Robinhood drew millions of small, often young investors into the market last year with its popular trading app but has faced fines, lawsuits and accusations that it has failed to protect its customers. It enraged lawmakers on the left and right this week when it shut down purchases of the skyrocketing GameStop stock for a day, sending its shares plunging along with those of other companies, even as hedge funds and other sophisticated Wall Street players were allowed to continue trading.
The fervor will ensnare a wide range of Wall Street players, igniting what many critics say is a long overdue debate about whether the complex structure of the market serves average investors or is fraught with conflicts of interest and susceptible to manipulation.

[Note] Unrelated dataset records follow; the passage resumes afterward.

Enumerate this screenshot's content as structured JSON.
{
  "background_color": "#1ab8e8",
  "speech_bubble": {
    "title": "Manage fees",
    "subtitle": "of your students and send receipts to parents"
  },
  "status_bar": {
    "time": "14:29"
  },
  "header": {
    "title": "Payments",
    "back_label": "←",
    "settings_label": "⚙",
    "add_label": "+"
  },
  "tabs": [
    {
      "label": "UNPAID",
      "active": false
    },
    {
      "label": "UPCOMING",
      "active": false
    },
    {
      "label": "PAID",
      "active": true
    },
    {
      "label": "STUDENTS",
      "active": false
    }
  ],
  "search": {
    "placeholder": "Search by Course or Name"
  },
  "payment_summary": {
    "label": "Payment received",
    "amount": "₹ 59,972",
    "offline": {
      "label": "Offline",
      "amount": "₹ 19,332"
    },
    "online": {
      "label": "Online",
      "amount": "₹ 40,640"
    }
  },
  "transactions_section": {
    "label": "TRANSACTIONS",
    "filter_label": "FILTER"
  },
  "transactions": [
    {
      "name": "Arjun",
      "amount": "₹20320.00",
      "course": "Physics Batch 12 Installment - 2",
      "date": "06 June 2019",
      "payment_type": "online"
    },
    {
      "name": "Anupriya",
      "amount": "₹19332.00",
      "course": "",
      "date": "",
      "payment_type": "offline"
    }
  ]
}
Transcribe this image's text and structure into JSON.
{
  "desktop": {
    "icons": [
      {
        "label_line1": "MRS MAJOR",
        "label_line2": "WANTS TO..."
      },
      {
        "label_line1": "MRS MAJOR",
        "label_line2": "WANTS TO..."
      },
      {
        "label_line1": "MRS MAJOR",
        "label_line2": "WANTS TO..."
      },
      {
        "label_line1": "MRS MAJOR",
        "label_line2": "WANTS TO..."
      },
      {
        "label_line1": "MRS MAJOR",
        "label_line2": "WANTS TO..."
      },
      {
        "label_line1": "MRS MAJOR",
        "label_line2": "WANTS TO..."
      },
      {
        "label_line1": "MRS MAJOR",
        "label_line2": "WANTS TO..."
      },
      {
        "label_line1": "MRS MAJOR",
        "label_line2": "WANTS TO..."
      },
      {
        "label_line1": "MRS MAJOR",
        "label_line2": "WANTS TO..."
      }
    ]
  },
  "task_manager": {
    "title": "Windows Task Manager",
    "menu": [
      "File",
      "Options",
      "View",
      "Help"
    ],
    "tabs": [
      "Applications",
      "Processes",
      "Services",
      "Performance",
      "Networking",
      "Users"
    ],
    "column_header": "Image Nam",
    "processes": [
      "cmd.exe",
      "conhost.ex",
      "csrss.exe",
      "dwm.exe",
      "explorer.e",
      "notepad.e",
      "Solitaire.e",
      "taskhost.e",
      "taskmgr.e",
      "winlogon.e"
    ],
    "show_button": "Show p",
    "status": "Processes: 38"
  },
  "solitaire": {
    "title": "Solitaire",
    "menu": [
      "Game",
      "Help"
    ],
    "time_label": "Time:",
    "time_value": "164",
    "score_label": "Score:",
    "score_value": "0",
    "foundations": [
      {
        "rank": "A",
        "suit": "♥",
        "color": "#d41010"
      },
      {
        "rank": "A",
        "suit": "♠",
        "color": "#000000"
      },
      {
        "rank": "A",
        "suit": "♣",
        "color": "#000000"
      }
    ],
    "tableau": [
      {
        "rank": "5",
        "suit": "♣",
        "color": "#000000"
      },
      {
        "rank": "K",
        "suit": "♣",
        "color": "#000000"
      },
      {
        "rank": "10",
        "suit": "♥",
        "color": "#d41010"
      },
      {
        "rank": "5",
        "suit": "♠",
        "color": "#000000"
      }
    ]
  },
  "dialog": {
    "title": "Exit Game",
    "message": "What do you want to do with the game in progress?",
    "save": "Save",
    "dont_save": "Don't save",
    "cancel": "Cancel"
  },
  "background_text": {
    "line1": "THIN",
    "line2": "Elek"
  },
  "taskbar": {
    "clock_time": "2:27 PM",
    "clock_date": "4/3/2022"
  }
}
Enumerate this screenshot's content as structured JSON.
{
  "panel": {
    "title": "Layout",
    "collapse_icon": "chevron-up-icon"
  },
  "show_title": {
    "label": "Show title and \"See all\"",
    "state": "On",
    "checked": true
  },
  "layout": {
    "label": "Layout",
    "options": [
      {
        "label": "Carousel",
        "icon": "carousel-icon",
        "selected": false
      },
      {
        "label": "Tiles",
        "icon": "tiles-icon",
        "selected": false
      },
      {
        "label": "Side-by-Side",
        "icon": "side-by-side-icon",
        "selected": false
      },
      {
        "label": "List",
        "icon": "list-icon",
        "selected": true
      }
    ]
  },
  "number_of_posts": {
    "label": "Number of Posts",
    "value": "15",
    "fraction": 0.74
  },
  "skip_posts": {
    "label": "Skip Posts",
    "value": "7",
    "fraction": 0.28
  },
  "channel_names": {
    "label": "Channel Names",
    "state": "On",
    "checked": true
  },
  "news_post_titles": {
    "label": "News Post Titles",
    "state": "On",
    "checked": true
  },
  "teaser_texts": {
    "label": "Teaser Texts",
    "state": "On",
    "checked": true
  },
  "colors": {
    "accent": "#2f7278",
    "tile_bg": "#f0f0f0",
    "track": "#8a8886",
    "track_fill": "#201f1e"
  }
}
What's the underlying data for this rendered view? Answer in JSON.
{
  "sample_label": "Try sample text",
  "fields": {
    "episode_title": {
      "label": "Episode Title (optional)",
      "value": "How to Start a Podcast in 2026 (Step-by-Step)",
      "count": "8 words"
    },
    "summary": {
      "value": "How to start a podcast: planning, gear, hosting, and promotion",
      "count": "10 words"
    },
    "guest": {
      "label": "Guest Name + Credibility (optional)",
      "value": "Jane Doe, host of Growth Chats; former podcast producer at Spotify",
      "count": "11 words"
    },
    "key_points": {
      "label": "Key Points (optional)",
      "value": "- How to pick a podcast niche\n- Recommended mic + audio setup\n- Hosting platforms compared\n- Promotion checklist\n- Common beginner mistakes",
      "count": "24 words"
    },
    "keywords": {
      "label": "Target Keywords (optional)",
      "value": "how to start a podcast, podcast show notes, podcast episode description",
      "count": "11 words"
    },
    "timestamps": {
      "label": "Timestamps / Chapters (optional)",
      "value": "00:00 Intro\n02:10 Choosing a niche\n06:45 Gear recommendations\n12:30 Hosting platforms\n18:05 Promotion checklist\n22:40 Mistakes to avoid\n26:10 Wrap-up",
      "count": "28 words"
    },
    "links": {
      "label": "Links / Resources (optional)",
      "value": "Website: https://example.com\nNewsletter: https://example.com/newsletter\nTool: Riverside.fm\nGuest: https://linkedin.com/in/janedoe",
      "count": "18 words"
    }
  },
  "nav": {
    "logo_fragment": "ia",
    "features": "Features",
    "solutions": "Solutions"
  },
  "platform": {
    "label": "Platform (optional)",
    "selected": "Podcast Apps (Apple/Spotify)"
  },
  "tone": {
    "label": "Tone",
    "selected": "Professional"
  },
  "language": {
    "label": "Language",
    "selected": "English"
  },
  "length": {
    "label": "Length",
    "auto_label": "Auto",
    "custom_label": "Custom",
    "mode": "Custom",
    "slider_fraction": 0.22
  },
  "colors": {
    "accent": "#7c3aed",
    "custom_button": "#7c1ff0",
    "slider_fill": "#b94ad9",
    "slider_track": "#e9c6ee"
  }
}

“I am deeply concerned that these casino-like swings in the value of GameStop and other company shares are yet another example of the gamesmanship that interferes with the ‘fair, orderly, and efficient’ function of the market, raising obvious questions about public confidence in the market and those trading in it,” Sen. Elizabeth Warren (D-Mass.) said Friday in a letter to the SEC.